We recently learned some tips and tricks to help you with your hot water bath canning. You now know about food types, food quality, and altitude adjustments. Now it is time to prepare your gear and equipment so that you are ready to can. Here are some of the things you'll need to start canning.

Recipe and Ingredients

First off, you need an approved recipe. You may be asking, what do you mean by approved recipe? Well, some recipes are suitable for canning while others aren't. You can find lots of canning-approved recipes from Ball and the USDA. Follow these recipes so that your food has enough acid or salt to prevent spoilage.

Next, you need the food. Making applesauce is tough without apples, and canning tomatoes doesn't work without, well, the tomatoes. I've lost count of the number of times I've had to run to the grocery store mid-canning session to get more sugar, pectin, or lemon juice. Make sure you have all of the ingredients to make your recipe. We also talked last time about why you should use good produce. Remember: high-quality canned goods come from high-quality ingredients. You're not going to get good results with poor quality produce.

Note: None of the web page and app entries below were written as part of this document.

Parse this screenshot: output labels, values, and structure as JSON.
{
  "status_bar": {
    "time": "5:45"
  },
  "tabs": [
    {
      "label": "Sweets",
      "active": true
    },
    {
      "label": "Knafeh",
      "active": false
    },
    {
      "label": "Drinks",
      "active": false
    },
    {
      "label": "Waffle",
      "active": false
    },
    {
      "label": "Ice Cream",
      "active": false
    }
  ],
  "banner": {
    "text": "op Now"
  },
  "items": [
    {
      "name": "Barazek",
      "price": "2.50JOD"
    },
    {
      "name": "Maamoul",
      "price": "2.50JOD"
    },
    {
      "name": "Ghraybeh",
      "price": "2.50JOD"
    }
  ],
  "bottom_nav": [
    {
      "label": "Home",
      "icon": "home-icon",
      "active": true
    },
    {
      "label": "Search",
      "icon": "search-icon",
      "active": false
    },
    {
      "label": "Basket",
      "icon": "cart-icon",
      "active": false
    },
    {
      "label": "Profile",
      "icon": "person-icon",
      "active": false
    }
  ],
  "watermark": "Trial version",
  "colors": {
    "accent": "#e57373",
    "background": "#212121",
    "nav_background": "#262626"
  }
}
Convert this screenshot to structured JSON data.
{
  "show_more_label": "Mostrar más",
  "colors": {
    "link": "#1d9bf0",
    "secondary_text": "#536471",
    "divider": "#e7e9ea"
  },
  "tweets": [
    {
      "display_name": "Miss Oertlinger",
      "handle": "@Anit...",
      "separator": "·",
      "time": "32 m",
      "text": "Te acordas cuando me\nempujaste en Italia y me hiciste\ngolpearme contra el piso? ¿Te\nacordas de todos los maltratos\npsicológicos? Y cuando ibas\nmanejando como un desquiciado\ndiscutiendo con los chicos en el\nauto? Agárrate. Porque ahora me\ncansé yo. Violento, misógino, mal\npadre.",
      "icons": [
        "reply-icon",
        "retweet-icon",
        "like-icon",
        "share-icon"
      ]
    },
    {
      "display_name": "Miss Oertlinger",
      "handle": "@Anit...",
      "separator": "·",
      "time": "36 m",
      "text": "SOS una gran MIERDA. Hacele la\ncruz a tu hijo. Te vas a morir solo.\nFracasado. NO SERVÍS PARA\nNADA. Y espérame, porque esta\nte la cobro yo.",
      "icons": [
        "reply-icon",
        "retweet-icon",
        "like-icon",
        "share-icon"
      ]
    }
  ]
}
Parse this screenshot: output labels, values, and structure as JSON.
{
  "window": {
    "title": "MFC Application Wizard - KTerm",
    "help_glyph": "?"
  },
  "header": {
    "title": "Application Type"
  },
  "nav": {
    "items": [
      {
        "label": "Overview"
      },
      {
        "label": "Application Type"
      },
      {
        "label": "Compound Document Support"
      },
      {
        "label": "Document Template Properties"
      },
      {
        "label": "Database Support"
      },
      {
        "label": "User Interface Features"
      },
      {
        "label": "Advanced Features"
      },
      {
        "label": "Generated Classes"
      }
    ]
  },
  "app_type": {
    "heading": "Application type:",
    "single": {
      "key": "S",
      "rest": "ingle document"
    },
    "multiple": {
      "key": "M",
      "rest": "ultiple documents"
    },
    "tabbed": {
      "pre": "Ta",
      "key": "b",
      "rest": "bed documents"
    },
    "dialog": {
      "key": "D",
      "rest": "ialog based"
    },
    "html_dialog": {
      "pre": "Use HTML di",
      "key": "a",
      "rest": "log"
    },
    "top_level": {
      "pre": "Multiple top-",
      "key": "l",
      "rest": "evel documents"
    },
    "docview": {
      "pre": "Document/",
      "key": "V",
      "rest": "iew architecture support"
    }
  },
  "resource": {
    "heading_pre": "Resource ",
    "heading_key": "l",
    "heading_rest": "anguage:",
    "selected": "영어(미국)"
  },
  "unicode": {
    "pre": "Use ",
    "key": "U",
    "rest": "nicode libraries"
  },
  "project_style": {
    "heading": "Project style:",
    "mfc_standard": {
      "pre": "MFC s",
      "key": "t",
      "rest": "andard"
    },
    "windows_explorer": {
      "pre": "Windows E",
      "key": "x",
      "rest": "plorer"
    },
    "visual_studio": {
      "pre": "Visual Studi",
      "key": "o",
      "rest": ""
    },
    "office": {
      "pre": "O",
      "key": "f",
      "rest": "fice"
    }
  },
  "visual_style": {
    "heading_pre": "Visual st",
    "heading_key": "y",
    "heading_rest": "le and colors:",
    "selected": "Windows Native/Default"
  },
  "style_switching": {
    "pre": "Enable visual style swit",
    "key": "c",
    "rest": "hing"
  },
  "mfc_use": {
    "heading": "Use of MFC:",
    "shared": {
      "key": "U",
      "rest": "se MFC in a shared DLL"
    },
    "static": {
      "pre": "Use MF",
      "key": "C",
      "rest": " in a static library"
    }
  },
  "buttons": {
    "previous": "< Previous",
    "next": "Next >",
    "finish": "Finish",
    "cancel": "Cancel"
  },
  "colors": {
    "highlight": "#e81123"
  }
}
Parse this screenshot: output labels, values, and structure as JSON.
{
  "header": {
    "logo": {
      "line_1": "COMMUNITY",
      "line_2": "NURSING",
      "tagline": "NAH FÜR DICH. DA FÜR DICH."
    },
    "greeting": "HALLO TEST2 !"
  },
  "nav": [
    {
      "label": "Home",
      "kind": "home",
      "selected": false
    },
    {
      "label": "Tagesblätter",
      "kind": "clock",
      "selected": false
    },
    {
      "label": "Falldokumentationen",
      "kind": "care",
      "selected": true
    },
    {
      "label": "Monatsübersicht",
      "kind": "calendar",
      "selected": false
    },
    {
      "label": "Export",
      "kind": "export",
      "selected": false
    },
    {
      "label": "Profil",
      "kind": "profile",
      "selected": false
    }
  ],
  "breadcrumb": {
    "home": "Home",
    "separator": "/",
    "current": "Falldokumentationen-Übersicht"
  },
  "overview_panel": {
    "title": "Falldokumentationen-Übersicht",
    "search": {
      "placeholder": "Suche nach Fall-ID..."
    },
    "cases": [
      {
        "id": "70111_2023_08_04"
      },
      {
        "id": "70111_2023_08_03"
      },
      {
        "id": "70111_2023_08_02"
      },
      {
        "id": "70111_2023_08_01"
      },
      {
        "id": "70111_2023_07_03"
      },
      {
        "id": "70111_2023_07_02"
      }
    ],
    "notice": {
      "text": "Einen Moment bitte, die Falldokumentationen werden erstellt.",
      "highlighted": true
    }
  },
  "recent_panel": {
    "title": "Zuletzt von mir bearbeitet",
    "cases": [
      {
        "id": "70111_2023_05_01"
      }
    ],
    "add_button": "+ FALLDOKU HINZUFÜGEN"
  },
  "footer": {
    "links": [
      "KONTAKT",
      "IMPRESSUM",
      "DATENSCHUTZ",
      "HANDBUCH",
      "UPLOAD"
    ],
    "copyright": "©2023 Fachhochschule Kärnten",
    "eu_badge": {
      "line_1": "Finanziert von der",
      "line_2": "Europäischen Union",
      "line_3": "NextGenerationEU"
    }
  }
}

Jars and Lids for Hot Water Bath Canning

If you are pressure canning (which we aren't), you need to use Mason jars . For hot water bath canning, you can use high quality glass jars. Examine your jars for nicks or cracks. Feel the rims to make sure they are even. Any imperfections may prevent your jars from sealing, or could cause them to break. Check out these glass jars from Container & Packaging Supply.

You also need matching lids. You can either use a two-part lid (ring plus flat lid) or a lug/twist Plastisol lid. These lids have PVC or rubber lining that, when heated in the water bath, will mold to the edge of the jars, creating a seal. Check out the Plastisol Saga for more information about which lids are right for your needs.

Other Gear for Hot Water Bath Canning

In addition to a recipe, ingredients, and containers, there are a few more things you'll need in order to start canning. You need a big canning pot. This pot should be deep enough for a bunch of your jars to fit in with a couple of inches of water over the top. Inside of your pot, you need a rack of some sort. This rack will keep your jars from touching the bottom of the canning pot, thus helping prevent broken jars. You also need a jar lifter, because it's pretty tricky to get the jars out of a pot of boiling water with your bare hands. A couple of other useful things are a jar funnel and a nonmetallic spatula. And if you have a glass-top stove, you should probably find a different stove for processing your jars. These flat stoves aren't recommended for hot water bath canning. You can use a propane or butane single-burner stove instead.

Now that you've assembled all of the gear, it is time to get down to the business of canning! Check back for the next installment, where we will finally walk through the steps for hot water bath canning.